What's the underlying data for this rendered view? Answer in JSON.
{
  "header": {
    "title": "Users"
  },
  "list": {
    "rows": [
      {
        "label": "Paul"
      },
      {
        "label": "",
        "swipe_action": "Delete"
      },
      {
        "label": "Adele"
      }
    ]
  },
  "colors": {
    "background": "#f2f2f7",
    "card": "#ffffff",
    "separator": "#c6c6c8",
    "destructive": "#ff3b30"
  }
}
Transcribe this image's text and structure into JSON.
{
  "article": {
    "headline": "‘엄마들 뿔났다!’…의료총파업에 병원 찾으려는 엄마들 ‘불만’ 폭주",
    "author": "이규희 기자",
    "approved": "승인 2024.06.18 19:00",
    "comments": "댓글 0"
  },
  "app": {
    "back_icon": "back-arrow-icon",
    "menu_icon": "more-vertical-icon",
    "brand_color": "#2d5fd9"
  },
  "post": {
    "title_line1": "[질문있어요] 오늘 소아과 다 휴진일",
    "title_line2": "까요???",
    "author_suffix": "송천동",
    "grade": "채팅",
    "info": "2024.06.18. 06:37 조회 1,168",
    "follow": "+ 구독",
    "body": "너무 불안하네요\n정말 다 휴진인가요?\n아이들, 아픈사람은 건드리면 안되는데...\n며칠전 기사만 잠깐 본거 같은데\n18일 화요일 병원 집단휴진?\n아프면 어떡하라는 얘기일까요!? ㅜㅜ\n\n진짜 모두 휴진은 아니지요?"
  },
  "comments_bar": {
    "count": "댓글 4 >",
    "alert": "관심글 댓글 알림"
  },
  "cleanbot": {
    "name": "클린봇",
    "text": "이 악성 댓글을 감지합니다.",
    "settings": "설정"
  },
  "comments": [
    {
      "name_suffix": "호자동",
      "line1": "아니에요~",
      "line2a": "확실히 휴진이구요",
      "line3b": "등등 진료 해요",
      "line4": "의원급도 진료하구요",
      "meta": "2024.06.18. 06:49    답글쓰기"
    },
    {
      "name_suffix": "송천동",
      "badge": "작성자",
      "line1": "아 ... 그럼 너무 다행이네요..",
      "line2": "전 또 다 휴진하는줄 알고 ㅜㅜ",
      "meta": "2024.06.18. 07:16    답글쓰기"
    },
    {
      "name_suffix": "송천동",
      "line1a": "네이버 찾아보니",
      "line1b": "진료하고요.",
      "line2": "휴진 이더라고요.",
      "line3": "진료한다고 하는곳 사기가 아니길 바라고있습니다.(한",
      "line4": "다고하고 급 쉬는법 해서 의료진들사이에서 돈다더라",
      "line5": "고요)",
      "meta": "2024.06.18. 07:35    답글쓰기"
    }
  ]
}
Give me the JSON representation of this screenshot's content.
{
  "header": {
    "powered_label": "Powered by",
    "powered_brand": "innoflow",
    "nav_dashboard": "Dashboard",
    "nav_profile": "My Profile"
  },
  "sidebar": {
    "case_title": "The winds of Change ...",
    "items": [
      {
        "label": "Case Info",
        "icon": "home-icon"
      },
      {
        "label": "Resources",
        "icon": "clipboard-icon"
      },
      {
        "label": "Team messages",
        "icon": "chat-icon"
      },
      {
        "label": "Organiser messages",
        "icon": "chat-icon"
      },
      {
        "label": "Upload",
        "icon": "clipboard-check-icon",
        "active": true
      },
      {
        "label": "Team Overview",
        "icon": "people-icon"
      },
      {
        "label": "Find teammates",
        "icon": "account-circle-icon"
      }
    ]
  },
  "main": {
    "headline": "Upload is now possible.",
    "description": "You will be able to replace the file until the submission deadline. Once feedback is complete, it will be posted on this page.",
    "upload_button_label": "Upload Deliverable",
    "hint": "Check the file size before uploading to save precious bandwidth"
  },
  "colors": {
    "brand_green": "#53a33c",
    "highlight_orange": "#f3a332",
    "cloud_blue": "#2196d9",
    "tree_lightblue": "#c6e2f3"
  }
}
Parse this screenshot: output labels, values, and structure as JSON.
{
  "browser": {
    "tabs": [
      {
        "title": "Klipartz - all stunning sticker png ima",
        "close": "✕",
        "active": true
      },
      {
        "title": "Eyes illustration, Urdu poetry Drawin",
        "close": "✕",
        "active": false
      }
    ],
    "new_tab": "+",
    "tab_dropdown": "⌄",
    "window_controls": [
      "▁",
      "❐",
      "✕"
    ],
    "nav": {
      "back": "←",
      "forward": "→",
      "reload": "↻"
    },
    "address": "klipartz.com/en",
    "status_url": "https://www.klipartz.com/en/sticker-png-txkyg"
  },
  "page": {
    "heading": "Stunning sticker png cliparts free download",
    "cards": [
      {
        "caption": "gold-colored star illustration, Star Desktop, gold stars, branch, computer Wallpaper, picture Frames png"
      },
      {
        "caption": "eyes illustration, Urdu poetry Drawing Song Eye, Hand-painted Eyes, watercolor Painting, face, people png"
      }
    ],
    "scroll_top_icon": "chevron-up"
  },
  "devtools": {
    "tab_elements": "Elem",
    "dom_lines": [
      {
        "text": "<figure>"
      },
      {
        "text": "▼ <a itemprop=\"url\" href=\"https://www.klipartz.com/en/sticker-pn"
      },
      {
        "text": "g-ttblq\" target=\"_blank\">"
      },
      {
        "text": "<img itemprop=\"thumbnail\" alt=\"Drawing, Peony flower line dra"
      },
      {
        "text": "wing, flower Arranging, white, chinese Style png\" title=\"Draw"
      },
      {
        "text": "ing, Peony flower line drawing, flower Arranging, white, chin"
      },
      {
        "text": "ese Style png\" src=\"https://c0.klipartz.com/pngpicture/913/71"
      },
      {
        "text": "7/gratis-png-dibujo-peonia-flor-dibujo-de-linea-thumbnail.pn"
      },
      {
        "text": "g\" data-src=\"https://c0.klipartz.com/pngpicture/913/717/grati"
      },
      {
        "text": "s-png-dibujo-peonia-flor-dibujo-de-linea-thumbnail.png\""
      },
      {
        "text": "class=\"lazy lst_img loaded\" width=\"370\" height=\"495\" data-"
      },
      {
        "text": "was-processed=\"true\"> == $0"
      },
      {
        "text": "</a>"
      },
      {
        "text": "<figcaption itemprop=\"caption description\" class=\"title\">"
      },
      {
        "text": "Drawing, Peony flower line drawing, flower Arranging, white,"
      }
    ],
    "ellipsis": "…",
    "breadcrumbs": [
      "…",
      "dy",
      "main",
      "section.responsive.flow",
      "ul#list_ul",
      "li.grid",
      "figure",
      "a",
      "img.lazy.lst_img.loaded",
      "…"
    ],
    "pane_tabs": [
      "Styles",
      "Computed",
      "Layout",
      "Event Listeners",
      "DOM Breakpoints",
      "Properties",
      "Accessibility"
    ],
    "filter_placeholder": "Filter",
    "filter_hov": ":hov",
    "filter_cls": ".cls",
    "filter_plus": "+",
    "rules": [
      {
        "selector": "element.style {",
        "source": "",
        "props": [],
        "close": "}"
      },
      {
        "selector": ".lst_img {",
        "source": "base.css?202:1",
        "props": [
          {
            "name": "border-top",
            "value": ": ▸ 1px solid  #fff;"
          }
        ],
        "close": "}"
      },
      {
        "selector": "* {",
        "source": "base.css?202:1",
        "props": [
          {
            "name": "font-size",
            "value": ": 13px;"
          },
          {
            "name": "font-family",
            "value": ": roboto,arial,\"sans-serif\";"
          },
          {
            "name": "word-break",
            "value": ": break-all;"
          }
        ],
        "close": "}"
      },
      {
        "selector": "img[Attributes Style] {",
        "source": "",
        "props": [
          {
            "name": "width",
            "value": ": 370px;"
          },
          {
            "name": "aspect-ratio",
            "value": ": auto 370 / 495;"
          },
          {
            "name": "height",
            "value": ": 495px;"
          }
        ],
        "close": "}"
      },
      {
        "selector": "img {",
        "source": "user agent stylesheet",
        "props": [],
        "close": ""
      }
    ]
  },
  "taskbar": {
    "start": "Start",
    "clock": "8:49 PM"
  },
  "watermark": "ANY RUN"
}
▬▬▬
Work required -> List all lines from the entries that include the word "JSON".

Solution ->
What's the underlying data for this rendered view? Answer in JSON.
Transcribe this image's text and structure into JSON.
Give me the JSON representation of this screenshot's content.
Parse this screenshot: output labels, values, and structure as JSON.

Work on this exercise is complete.